We have been trying to reach you about your car’s extended warranty…. a member of the royal family would like to transfer a large amount of money to you…. your Netflix password has been compromised, reset now… Does this sound familiar?  Well now you can add another to the list. Harmful phishing schemes are everywhere these days and scams, or spam, that specifically target trademark holders are rising steadily.  According to 2019 data, about 45% of the world’s daily email traffic is spam – that’s somewhere in the neighborhood of 14.5 billion spam emails globally every day.  Add to these extraordinary numbers the ubiquity of mail fraud and you have a tricky landscape to navigate.

Misleading invoices demanding astronomical sums of money to secure your trademark on a private registry or to file a trademark renewal on your behalf are favored as vehicles to defraud trademark owners. If you have ever registered a trademark with the United States Patent and Trademark Office (USPTO) (or internationally with the World Intellectual Property Organization (WIPO) or European Union Intellectual Property Office (EUIPO)), you are at risk of receiving fraudulent renewal notices, cancellation threats, or revival offers. Chances are you have already received at least one.

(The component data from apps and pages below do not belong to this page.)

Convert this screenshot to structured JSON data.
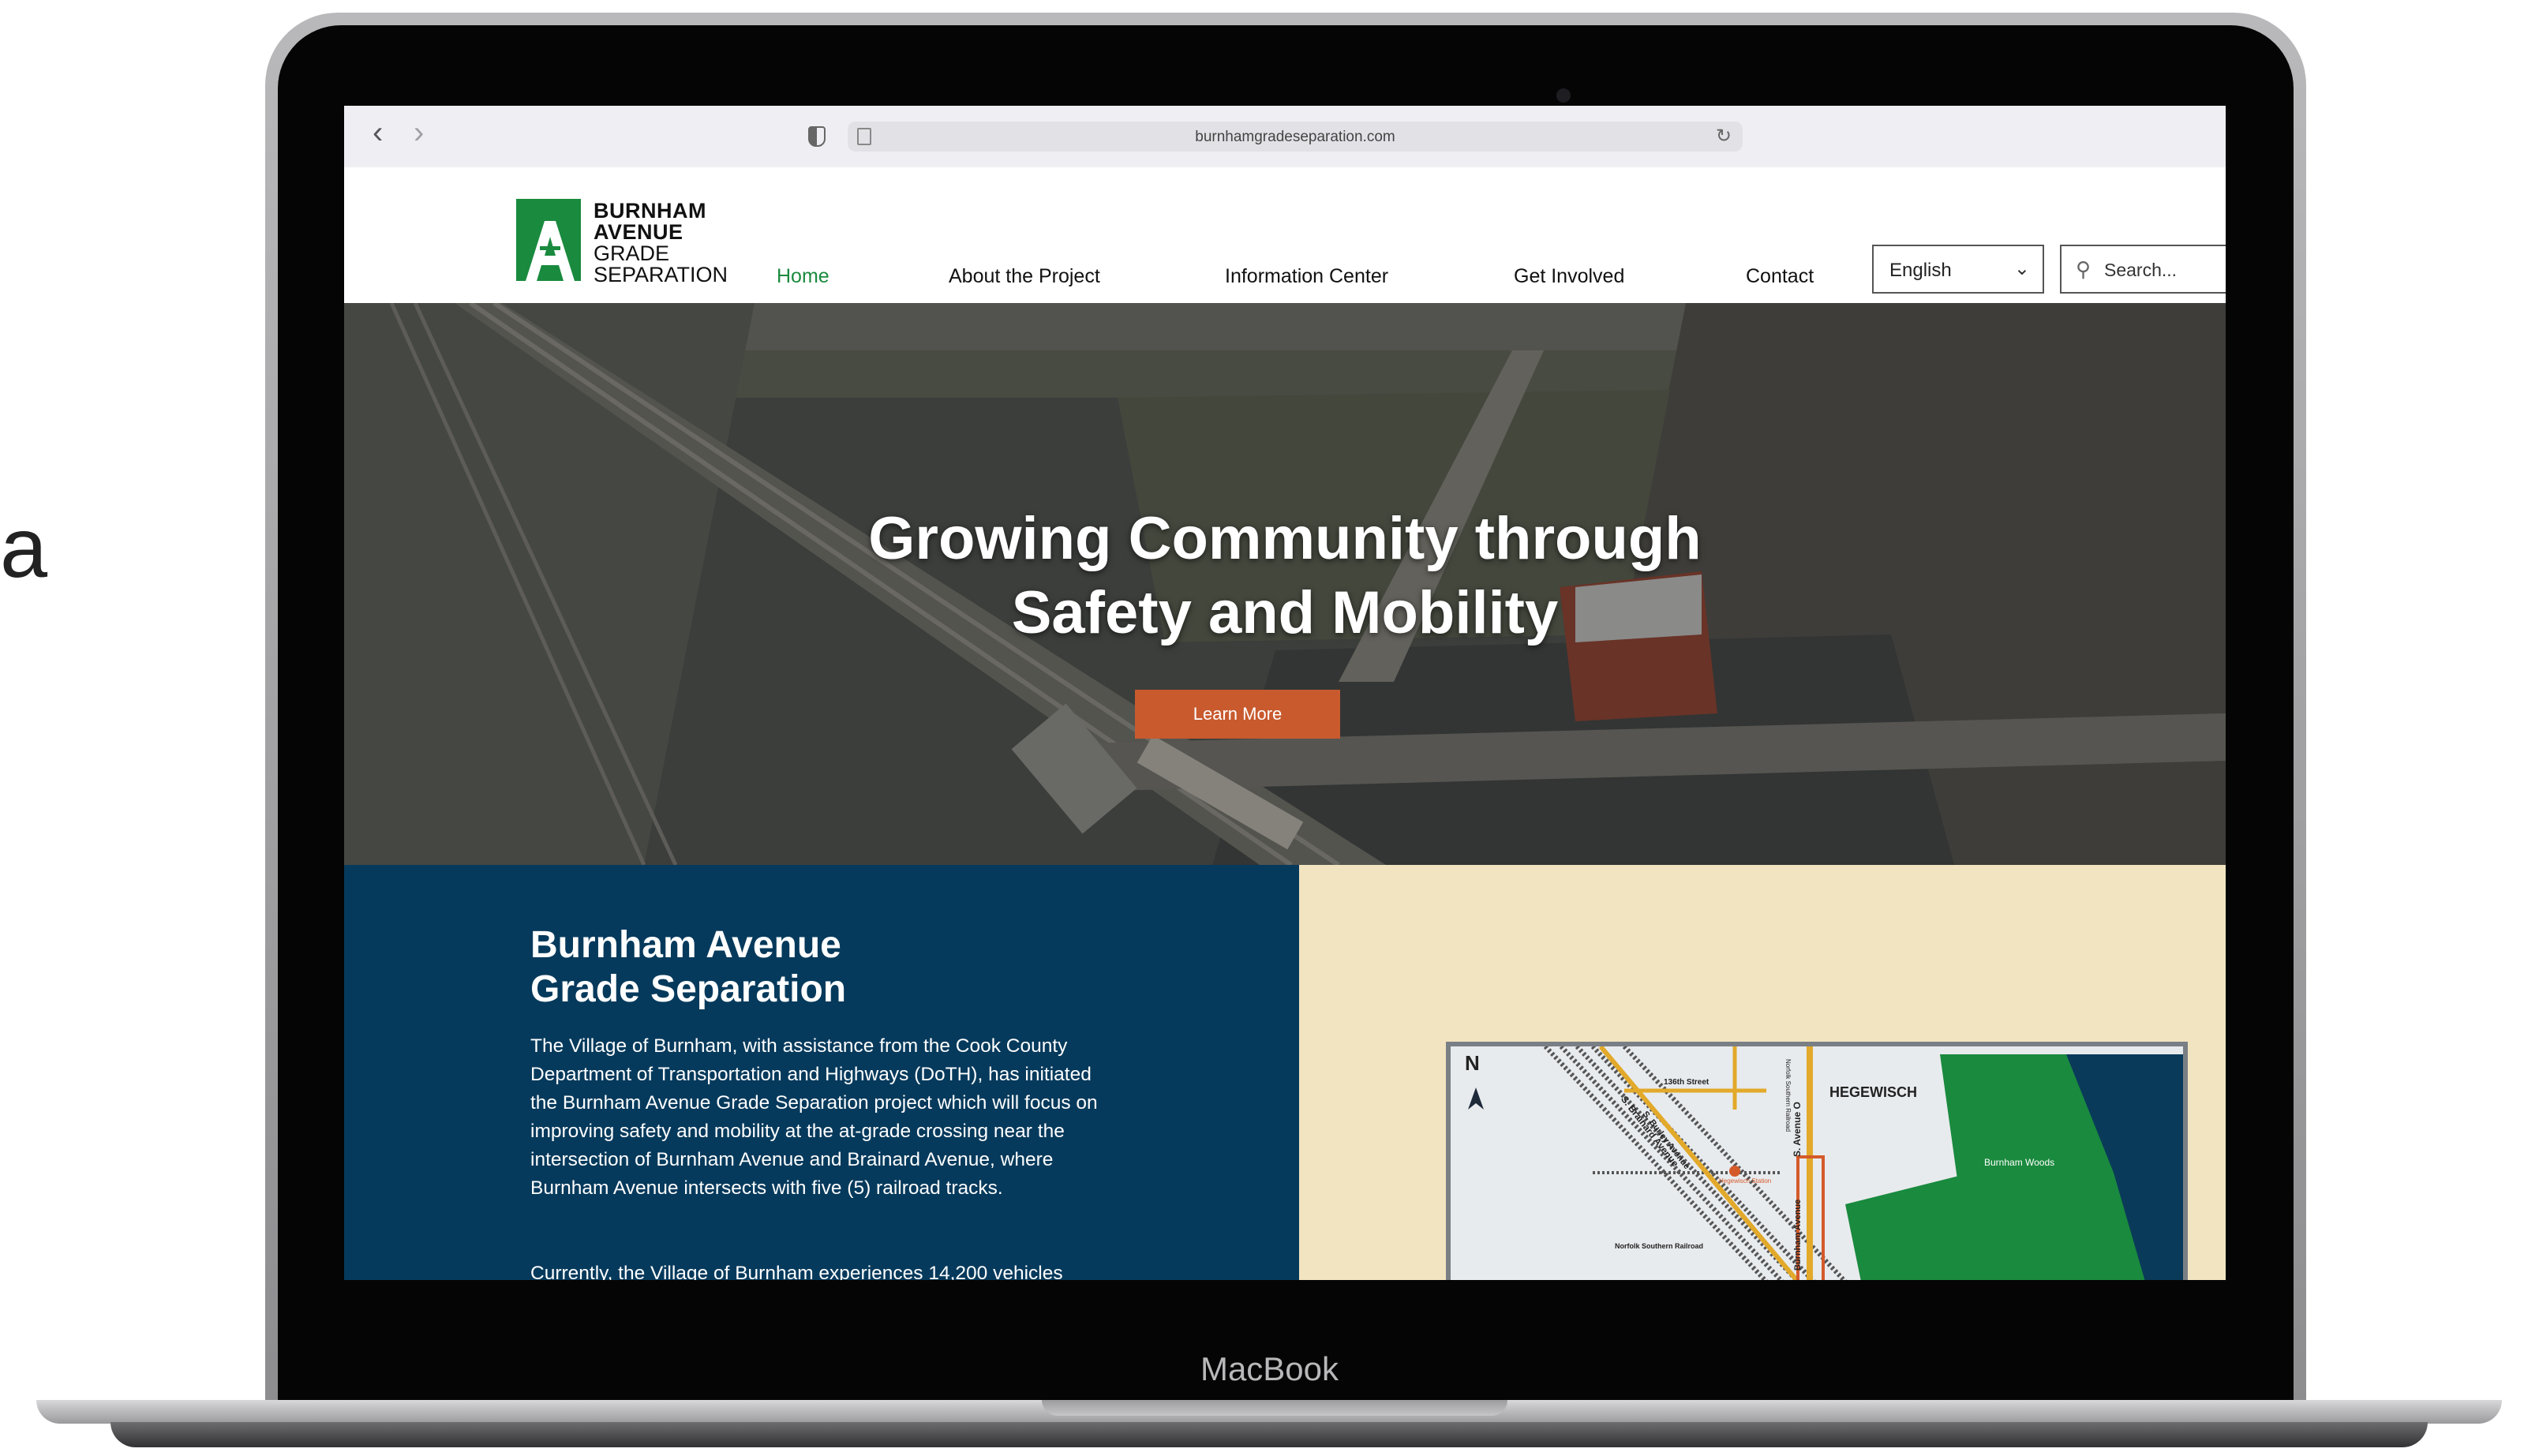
{
  "figure_label": "a",
  "laptop_brand": "MacBook",
  "browser": {
    "url": "burnhamgradeseparation.com",
    "back": "‹",
    "forward": "›",
    "reload": "↻"
  },
  "logo": {
    "line1": "BURNHAM",
    "line2": "AVENUE",
    "line3": "GRADE",
    "line4": "SEPARATION"
  },
  "nav": {
    "home": "Home",
    "about": "About the Project",
    "info": "Information Center",
    "involved": "Get Involved",
    "contact": "Contact"
  },
  "language": {
    "selected": "English"
  },
  "search": {
    "placeholder": "Search..."
  },
  "hero": {
    "title_line1": "Growing Community through",
    "title_line2": "Safety and Mobility",
    "button": "Learn More"
  },
  "info": {
    "title_line1": "Burnham Avenue",
    "title_line2": "Grade Separation",
    "body": "The Village of Burnham, with assistance from the Cook County Department of Transportation and Highways (DoTH), has initiated the Burnham Avenue Grade Separation project which will focus on improving safety and mobility at the at-grade crossing near the intersection of Burnham Avenue and Brainard Avenue, where Burnham Avenue intersects with five (5) railroad tracks.",
    "body_more": "Currently, the Village of Burnham experiences 14,200 vehicles"
  },
  "map": {
    "north": "N",
    "hegewisch": "HEGEWISCH",
    "burnham_woods": "Burnham Woods",
    "street_136": "136th Street",
    "burley": "S. Burley Avenue",
    "brainard": "S. Brainard Avenue",
    "avenue_o": "S. Avenue O",
    "burnham_ave": "Burnham Avenue",
    "norfolk": "Norfolk Southern Railroad",
    "norfolk_rail": "Norfolk Southern Railroad",
    "station": "Hegewisch Station",
    "colors": {
      "water": "#0a3a5a",
      "park": "#1a8a3e",
      "road": "#e2a92a",
      "project": "#d45a2a"
    }
  },
  "colors": {
    "brand_green": "#1a8a3e",
    "panel_blue": "#063a5c",
    "map_bg": "#f2e4c0",
    "cta": "#c85a2e"
  }
}
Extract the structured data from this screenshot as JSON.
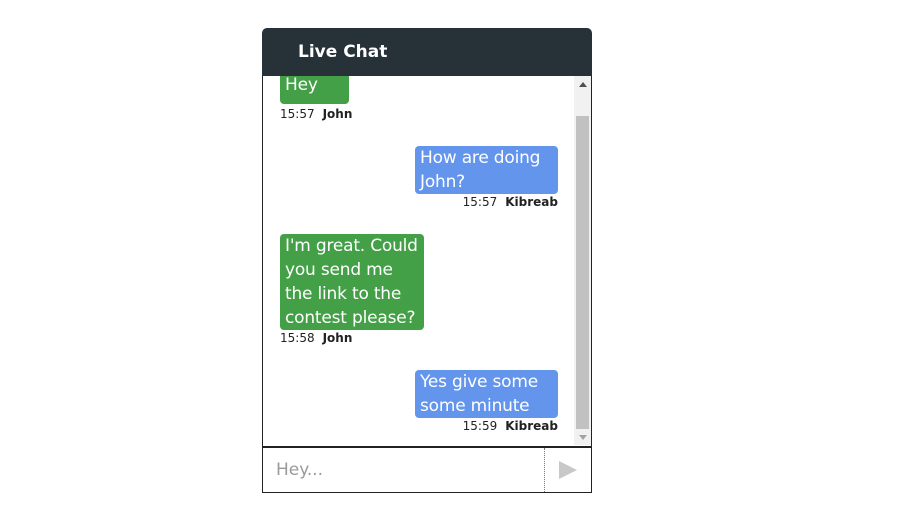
{
  "header": {
    "title": "Live Chat"
  },
  "messages": [
    {
      "direction": "in",
      "text": "Hey",
      "time": "15:57",
      "sender": "John"
    },
    {
      "direction": "out",
      "text": "How are doing John?",
      "time": "15:57",
      "sender": "Kibreab"
    },
    {
      "direction": "in",
      "text": "I'm great. Could you send me the link to the contest please?",
      "time": "15:58",
      "sender": "John"
    },
    {
      "direction": "out",
      "text": "Yes give some some minute",
      "time": "15:59",
      "sender": "Kibreab"
    }
  ],
  "composer": {
    "placeholder": "Hey...",
    "value": ""
  },
  "colors": {
    "header_bg": "#263238",
    "incoming_bubble": "#43a047",
    "outgoing_bubble": "#6495ed",
    "send_icon": "#c8c8c8"
  },
  "icons": {
    "send": "send-icon"
  }
}
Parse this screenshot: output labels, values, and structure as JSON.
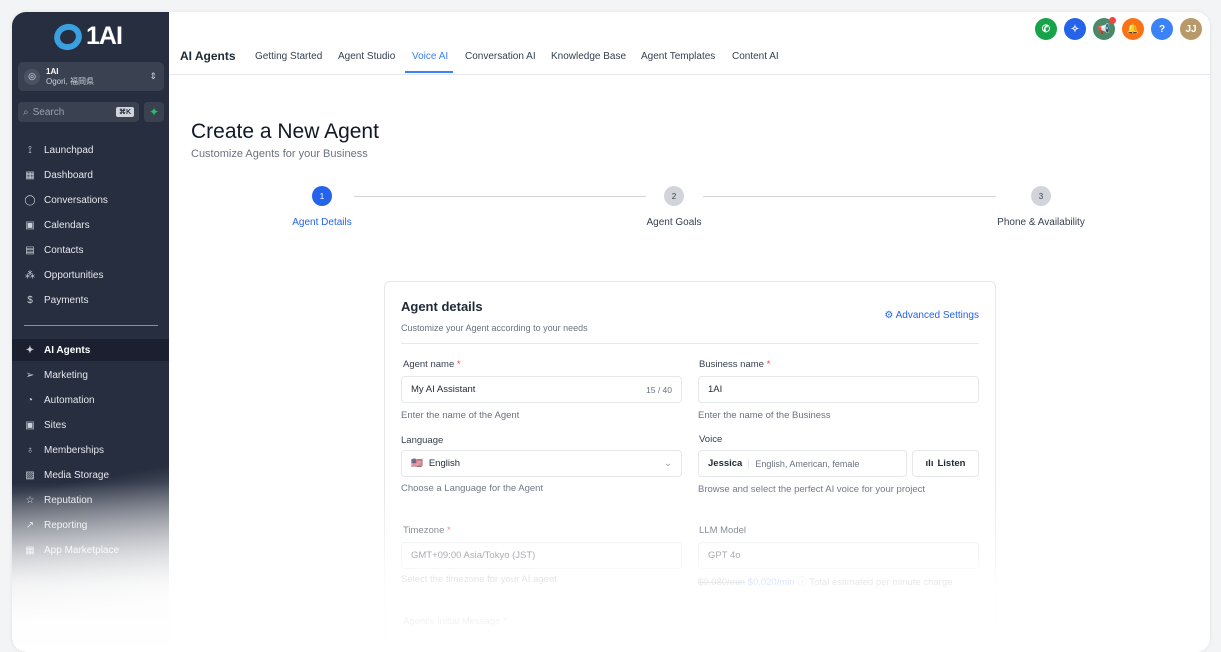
{
  "brand": "1AI",
  "account": {
    "name": "1AI",
    "location": "Ogori, 福岡県"
  },
  "search": {
    "placeholder": "Search",
    "shortcut": "⌘K"
  },
  "sidebar": {
    "items": [
      {
        "label": "Launchpad",
        "icon": "rocket-icon"
      },
      {
        "label": "Dashboard",
        "icon": "grid-icon"
      },
      {
        "label": "Conversations",
        "icon": "chat-icon"
      },
      {
        "label": "Calendars",
        "icon": "calendar-icon"
      },
      {
        "label": "Contacts",
        "icon": "contacts-icon"
      },
      {
        "label": "Opportunities",
        "icon": "opportunities-icon"
      },
      {
        "label": "Payments",
        "icon": "payments-icon"
      }
    ],
    "items2": [
      {
        "label": "AI Agents"
      },
      {
        "label": "Marketing"
      },
      {
        "label": "Automation"
      },
      {
        "label": "Sites"
      },
      {
        "label": "Memberships"
      },
      {
        "label": "Media Storage"
      },
      {
        "label": "Reputation"
      },
      {
        "label": "Reporting"
      },
      {
        "label": "App Marketplace"
      }
    ]
  },
  "header": {
    "title": "AI Agents",
    "tabs": [
      "Getting Started",
      "Agent Studio",
      "Voice AI",
      "Conversation AI",
      "Knowledge Base",
      "Agent Templates",
      "Content AI"
    ],
    "avatar": "JJ"
  },
  "page": {
    "title": "Create a New Agent",
    "subtitle": "Customize Agents for your Business"
  },
  "steps": [
    {
      "n": "1",
      "label": "Agent Details"
    },
    {
      "n": "2",
      "label": "Agent Goals"
    },
    {
      "n": "3",
      "label": "Phone & Availability"
    }
  ],
  "card": {
    "title": "Agent details",
    "subtitle": "Customize your Agent according to your needs",
    "advanced": "Advanced Settings",
    "agent_name": {
      "label": "Agent name",
      "value": "My AI Assistant",
      "count": "15 / 40",
      "hint": "Enter the name of the Agent"
    },
    "business_name": {
      "label": "Business name",
      "value": "1AI",
      "hint": "Enter the name of the Business"
    },
    "language": {
      "label": "Language",
      "value": "English",
      "hint": "Choose a Language for the Agent"
    },
    "voice": {
      "label": "Voice",
      "name": "Jessica",
      "desc": "English, American, female",
      "listen": "Listen",
      "hint": "Browse and select the perfect AI voice for your project"
    },
    "timezone": {
      "label": "Timezone",
      "value": "GMT+09:00 Asia/Tokyo (JST)",
      "hint": "Select the timezone for your AI agent"
    },
    "llm": {
      "label": "LLM Model",
      "value": "GPT 4o",
      "old_price": "$0.080/min",
      "price": "$0.020/min",
      "hint": "Total estimated per minute charge"
    },
    "initial_message": {
      "label": "Agent's Initial Message"
    }
  },
  "required_mark": "*"
}
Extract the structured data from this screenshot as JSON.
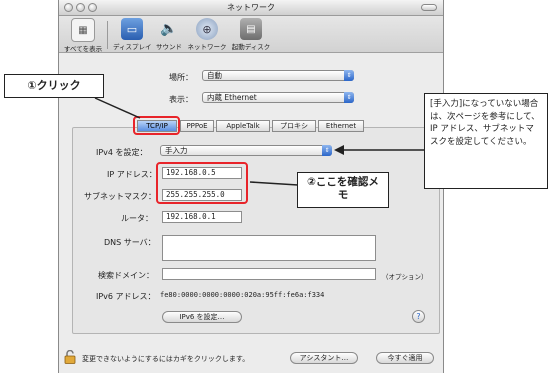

Because registrants’ addresses are publicly available, such solicitations used to come most commonly through the mail.  These are no less alarming than the emailed variety, but easier to ignore in the digital age.  That all changed at the start of 2020 however, when the USPTO instituted a new policy of requiring email addresses for the owner of an application.  This rule was eventually amended some months later to not show the owner email address on the public record, so long as an attorney email is present. But this means that, for a several month period, owner email addresses were vulnerable public information, available at the fingertips of anyone with a computer, scammers included.

Whether it’s coming via inbox or mailbox, trademark scams are prolific. Any notice not originating from the United States Patent and Trademark Office, or your trademark attorney, should be treated as a scam. So, what can you do to keep yourself safe? Whether you are a Drumm Law client or just stopping by to read this article, if you think you have received a scam letter or email please contact us at trademark@drummlaw.com. We are more than happy to help you determine if the letter is real or fake.

Here are a few additional tools you can use to help mitigate the risks of falling victim to a trademark scam:

  1. Know what to look for. Unlike everyone’s favorite Nigerian prince, trademark scams are often subtle. You may receive notices that look legitimate, even to a discerning eye. Organizations like “Patent and Trademark Office,” “PTMI – Register of Protected Patents and Trademarks,” or “Trademark Compliance Center” all sound official at first pass, but don’t be fooled. Such titles will often be accompanied by a fictitious seal or a passably governmental web address.

Official letterhead of the United States Patent and Trademark Office:

Official seal of the United States Patent and Trademark Office:

Bottom Line: if it’s not from the United States Patent and Trademark Office in Alexandria, VA or the domain uspto.gov, it’s probably spam.

  1. Know your trademark. Many trademark scams rely on a sense of urgency and provoke panic over losing your trademark rights. They will often feature headings – or a note on the envelope -such as “URGENT – open immediately!” or “Cancellation Notice.” These are frequently accompanied by either inaccurate or partially accurate renewal dates. The goal is for a recipient to make a knee-jerk payment for fear that their trademark will expire right under their nose. In reality, the USPTO offers a yearlong window for trademark renewal and a six-month grace period during which a renewal can still be filed with a late fee. Knowing what your real deadlines are can go a long way in weeding out spam surrounding your trademarks. If your trademark attorney isn’t giving you a heads-up about when your trademark is open for renewal, find an attorney that does. Send us a message; we will let you know if you have a deadline coming up.

Bottom Line: if a notice comes as a surprise, demanding immediate action for a rapidly approaching deadline, it’s probably spam.

  1. Know what to pay. While most law firms and online DIY services charge filing fees in varying amounts, many scams push the boundaries of what is believable pricing. The USPTO provides more useful information on trademark fees and how they are assessed here: https://www.uspto.gov/trademark/trademark-fee-information

Bottom Line: If you receive a notice requesting $800, $900, or $1,000+ for the renewal of one trademark in a single class, this is good reason for skepticism.

Not even an intellectual property law firm like ours is immune to deceptive solicitations.  Below are three examples of recent scam letters we received. We have highlighted major red flags you should be on the lookout for.


Ultimately, the best defense against scams is hiring a trademark attorney – this will ensure that all updates and notifications from the USPTO will be funneled through them. They can help you remain vigilant against phony solicitations and offer valuable advice in other trademark matters, saving you money and stress in the long run.